What makes this type of elimination so useful is that anyone can fall victim to it. This allows big surprises to occur, and seemingly unbeatable behemoths to be removed by foes half their size.
It would not be surprising for Ryback to suffer this type of elimination if he enters but does not win the Rumble. This is due to him being the most dominant individual over the last few months, and his tendency towards grand-standing could make him vulnerable.
Wrestler Type Most Likely To Be Eliminated In This Way: Anyone, although look for those with midcard titles and Ryback to be especially vulnerable.
Being Unguarded While Trying to Finish off Another Opponent
Kurt Angle was great at sneaky eliminations (Image Obtained From WWE.com)
The rules of the Royal Rumble state that a superstar must go over the top rope and touch both feet to the floor for him or her to be eliminated. Therefore it is not uncommon to see someone desperately holding onto the ropes to avoid landing on the ground. Through this tactic he or she can remain in the matchup.
This situation is often as dangerous to the person doing the eliminating as the one who is nearly eliminated.
Essentially, the person trying to untangle his opponent from the ropes has his back to the ring. This leaves him or her vulnerable to being toppled over the rope themselves. In fact, it is often easier to remove someone in this way due to the integrity of the ring-rope being compromised by the force of the other wrestler.
Wrestler Type Most Likely To Be Eliminated in This Way: Someone trying to eliminate a member of a tag team or faction—such as Rhodes Scholars—who has an ally in the ring.
Attempting a Flying Maneuver or Lifting an Opponent Skywards
Shawn Michaels getting caught after a high risk move (Image Obtained From WWE.com)
This method of elimination depends on the wrestler’s size, and it has a weird yin-and-yang nature to it.
If a wrestler is small, and leaves his feet to attempt a flying attack, there is a very good possibility that he or she will end up being caught and deposited over the top rope. Adversely—if a big man chooses to pick up the smaller individual—it is common for that smaller wrestler to escape and use his opponent’s momentum to gain the elimination.

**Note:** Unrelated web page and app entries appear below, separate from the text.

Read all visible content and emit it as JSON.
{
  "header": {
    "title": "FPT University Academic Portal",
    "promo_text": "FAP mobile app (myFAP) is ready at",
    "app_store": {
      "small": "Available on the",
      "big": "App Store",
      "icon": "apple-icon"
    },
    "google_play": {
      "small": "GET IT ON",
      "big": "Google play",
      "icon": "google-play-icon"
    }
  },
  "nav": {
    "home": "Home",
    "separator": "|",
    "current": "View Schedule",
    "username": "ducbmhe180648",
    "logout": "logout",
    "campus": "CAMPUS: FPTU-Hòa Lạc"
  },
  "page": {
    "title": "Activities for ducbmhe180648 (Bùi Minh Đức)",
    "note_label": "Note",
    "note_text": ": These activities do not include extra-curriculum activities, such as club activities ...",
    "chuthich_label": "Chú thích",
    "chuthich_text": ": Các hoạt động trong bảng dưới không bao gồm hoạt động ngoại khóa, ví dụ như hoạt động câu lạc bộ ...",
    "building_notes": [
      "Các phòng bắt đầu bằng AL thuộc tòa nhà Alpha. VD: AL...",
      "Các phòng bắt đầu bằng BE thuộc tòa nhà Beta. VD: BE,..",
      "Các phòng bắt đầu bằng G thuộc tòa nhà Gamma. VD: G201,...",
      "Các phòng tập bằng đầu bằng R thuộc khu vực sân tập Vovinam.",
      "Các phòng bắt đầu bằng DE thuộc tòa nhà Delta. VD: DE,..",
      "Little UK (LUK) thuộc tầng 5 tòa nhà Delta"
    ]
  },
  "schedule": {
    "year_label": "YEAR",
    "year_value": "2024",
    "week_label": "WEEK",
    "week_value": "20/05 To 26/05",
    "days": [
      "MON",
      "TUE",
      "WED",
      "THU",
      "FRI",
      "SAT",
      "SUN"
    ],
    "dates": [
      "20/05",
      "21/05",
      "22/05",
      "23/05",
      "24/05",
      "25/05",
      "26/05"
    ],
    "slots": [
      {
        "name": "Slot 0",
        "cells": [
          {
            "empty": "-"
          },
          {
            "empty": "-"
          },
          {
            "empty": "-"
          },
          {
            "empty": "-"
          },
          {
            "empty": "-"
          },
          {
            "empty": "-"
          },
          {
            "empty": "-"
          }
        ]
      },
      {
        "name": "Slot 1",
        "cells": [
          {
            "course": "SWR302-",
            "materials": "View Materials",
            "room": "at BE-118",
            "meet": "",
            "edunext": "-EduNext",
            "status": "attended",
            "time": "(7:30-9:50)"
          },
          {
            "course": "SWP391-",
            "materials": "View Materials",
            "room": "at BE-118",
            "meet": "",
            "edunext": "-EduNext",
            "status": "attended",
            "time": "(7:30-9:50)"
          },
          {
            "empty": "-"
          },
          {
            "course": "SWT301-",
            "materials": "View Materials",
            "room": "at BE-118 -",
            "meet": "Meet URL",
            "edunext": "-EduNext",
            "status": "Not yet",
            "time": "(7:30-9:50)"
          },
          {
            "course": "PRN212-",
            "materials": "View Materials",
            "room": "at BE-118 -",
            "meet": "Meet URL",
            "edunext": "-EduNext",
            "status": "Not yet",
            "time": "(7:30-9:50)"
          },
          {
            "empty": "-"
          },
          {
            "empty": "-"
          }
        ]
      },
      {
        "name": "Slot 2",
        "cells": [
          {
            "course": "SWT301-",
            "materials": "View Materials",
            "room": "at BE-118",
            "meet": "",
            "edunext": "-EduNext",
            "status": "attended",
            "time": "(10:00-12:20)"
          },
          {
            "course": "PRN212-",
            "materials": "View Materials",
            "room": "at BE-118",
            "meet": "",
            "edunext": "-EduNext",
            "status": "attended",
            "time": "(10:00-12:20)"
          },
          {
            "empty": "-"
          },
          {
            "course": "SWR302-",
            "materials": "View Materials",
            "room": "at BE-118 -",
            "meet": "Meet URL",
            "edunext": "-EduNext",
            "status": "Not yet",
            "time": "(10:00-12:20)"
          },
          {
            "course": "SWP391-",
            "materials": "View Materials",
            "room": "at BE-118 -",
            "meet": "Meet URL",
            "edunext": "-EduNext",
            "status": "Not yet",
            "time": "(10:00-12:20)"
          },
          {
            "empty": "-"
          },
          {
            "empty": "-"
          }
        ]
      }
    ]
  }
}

In both scenarios, it is usual for the eliminated wrestler to have had previous success with that tactic. Therefore there is an element of surprise when the move backfires so badly against them.
Wrestler Type Most Likely To Be Eliminated In This Way: Someone who has been on a run of eliminations themselves.
After a Superstar Performs His Finisher
Wade Barrett looked dominant here but was quickly eliminated (Image Obtained From WWE.com)
An athlete performing his finishing maneuver before being being quickly eliminated is a surprisingly repetitive theme in all elimination-style matches.
Such occurrences will be seen in the Elimination Chamber in February, and will be seen several times at the Royal Rumble on Sunday.
Why this should happen is somewhat baffling, as a wrestler who is in the position to do his finisher is likely to be in ascendancy at the time. Yet over and again this proves to be the undoing of such athletes. One possible explanation is that the effort put in to performing such a high powered move is exhausting, leaving them vulnerable.
What is even odder is that the wrestler receiving the move will often—approximately half the time—last longer in the match though.
Another reason could be that someone who is dominating is seen as a bigger threat, so others gang up on him. This has some truth to it, although there have been occasions when this has not happened. Yet, Big Show and Kane have been recipients of this on more than one occasion in their careers.
Presumably, this big move is considered that particular wrestler’s cue to leave the match. It is an odd reality that performing a finisher in the Rumble can doom a wrestler as much as it can lead him to victory.
Wrestler Type Most Likely To Be Eliminated In This Way: A dark horse for the win, or someone who has a recent WWE or World Heavyweight title run. Team Hell No may well suffer this indignity.